When we prayed that prayer to have Jesus in our hearts, we thought we were done. We got a “get out of hell free” card and we’re grateful for that and the future hope of Heaven, but we can’t imagine that God would expect MORE from us. We know Jesus came to earth and died for us. Yes, we’ve heard all about how we have to take up our cross daily, imitate Christ, surrender our lives to him. But we think that’s unrealistic. We just don’t have time, money, or energy for Jesus or His bride, the Church.

We’ve gone to church for years and even went to Sunday school as kids. So we know all we need to know about God, Jesus, and the church. We’re not bad people. We’ve got a few hang-ups but we don’t really need much more work on our souls. Mark needs help (he’s not bad either but he still hasn’t gotten into the habit of putting the toilet seat down!).  But we’ve pretty much grown as much as we can spiritually. What we really need is a new car!

You can keep telling us what the Bible teaches (we really like your humor!) but we thought we might save you some time. We’re not changing. We’ll keep doing the same things the same ways so keep any of those thoughts to yourself. We will come to church (when we don’t have a late Saturday night), go to an occasional all-church event (we love the cooking in this church!), give when we have extra money (and not saving for that car!), but you can stop the call to commitment. Jesus gave up everything for us, but we think He’s quite content with what we have to offer.


Mark and Mary Member

Do You Wish To Become Wise?

Do you wish to become wise? Then you must walk with people who, by their words and their presence make you wiser. And to the best of your ability you must avoid those people who don’t. That means you must choose wise friends and mentors.

The next best thing to being wise oneself is to live in a circle of those who are.  C.S. Lewis


A wise man will hear and increase learning, and a man of understanding will attain wise counsel.  Proverbs 1:5


The one who walks with the wise will become wise, but a companion of fools will suffer harm.  Proverbs 13:20


Even the Devout Become Discouraged

Even the most devout believers become discouraged. After all, we live in a high expectation, high demand world.

Remember John the Baptist?
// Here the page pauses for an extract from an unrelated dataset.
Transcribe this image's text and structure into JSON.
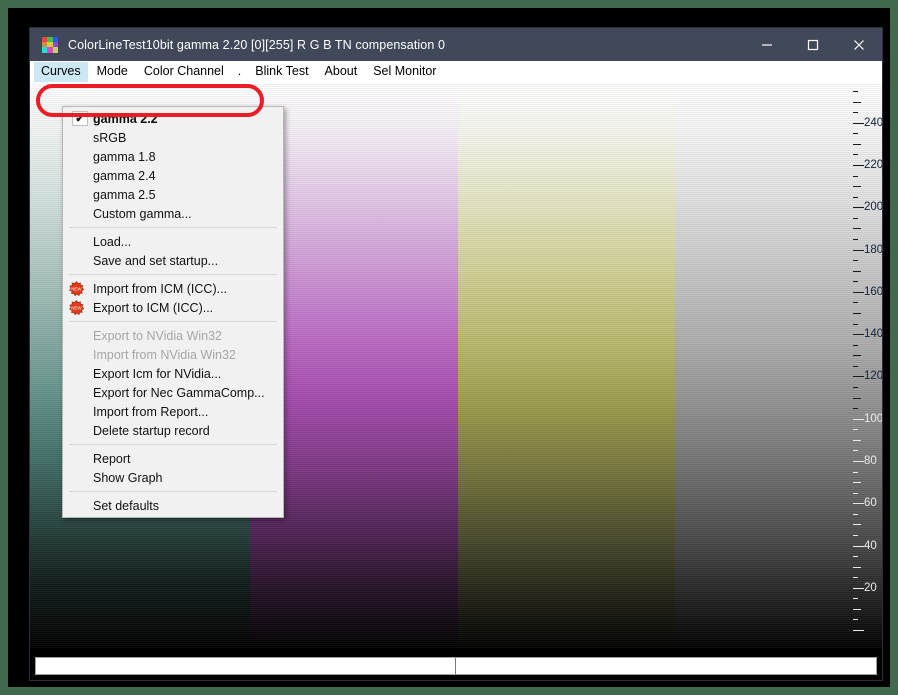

Even he faced discouragement.

When we fail to meet the expectations of others (or those we have set for ourselves), we may be tempted to abandon hope. But God has other plans. He knows exactly how to use us.  Our task is to remain faithful until He does.

The Cost to Leadership

There are costs to leadership. One is criticism. You can’t have a thin skin and hope to move people through thick plans. No leader is exempt from criticism, and their humility will no where be seen more clearly than in the manner in which they accept and react to it. Opposition is inevitable.

From Nehemiah 4:

  1. Realize it is impossible to lead without facing opposition.
  2. It’s essential that the first response be prayer.
  3. If opposition intensifies you may have to take additional action.  But don’t let it stop God’s plans!